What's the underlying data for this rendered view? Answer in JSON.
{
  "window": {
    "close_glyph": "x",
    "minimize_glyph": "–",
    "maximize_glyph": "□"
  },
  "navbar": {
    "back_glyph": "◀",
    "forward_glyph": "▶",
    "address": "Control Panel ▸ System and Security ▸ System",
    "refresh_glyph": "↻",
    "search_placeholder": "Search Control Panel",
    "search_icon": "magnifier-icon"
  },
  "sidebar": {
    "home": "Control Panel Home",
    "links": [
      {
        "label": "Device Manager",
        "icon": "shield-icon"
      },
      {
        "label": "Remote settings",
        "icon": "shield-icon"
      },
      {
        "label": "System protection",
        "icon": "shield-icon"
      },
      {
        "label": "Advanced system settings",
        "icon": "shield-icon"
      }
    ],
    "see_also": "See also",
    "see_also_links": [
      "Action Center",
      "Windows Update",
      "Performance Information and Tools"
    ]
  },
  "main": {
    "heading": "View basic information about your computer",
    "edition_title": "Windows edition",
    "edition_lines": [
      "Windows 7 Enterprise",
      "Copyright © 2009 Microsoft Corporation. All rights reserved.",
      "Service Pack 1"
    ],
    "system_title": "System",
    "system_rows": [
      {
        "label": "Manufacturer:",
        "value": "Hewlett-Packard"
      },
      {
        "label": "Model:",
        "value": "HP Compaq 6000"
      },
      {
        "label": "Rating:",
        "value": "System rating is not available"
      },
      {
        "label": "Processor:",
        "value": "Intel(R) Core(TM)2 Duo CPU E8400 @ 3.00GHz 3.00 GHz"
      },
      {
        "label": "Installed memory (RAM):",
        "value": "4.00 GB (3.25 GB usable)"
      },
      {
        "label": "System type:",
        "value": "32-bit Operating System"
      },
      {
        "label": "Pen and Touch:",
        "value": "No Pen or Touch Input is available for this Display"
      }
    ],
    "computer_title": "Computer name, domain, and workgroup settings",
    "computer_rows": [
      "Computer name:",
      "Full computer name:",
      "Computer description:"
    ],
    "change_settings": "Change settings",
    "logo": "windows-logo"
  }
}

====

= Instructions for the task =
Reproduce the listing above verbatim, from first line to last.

= Response =
What's the underlying data for this rendered view? Answer in JSON.
{
  "window": {
    "close_glyph": "x",
    "minimize_glyph": "–",
    "maximize_glyph": "□"
  },
  "navbar": {
    "back_glyph": "◀",
    "forward_glyph": "▶",
    "address": "Control Panel ▸ System and Security ▸ System",
    "refresh_glyph": "↻",
    "search_placeholder": "Search Control Panel",
    "search_icon": "magnifier-icon"
  },
  "sidebar": {
    "home": "Control Panel Home",
    "links": [
      {
        "label": "Device Manager",
        "icon": "shield-icon"
      },
      {
        "label": "Remote settings",
        "icon": "shield-icon"
      },
      {
        "label": "System protection",
        "icon": "shield-icon"
      },
      {
        "label": "Advanced system settings",
        "icon": "shield-icon"
      }
    ],
    "see_also": "See also",
    "see_also_links": [
      "Action Center",
      "Windows Update",
      "Performance Information and Tools"
    ]
  },
  "main": {
    "heading": "View basic information about your computer",
    "edition_title": "Windows edition",
    "edition_lines": [
      "Windows 7 Enterprise",
      "Copyright © 2009 Microsoft Corporation. All rights reserved.",
      "Service Pack 1"
    ],
    "system_title": "System",
    "system_rows": [
      {
        "label": "Manufacturer:",
        "value": "Hewlett-Packard"
      },
      {
        "label": "Model:",
        "value": "HP Compaq 6000"
      },
      {
        "label": "Rating:",
        "value": "System rating is not available"
      },
      {
        "label": "Processor:",
        "value": "Intel(R) Core(TM)2 Duo CPU E8400 @ 3.00GHz 3.00 GHz"
      },
      {
        "label": "Installed memory (RAM):",
        "value": "4.00 GB (3.25 GB usable)"
      },
      {
        "label": "System type:",
        "value": "32-bit Operating System"
      },
      {
        "label": "Pen and Touch:",
        "value": "No Pen or Touch Input is available for this Display"
      }
    ],
    "computer_title": "Computer name, domain, and workgroup settings",
    "computer_rows": [
      "Computer name:",
      "Full computer name:",
      "Computer description:"
    ],
    "change_settings": "Change settings",
    "logo": "windows-logo"
  }
}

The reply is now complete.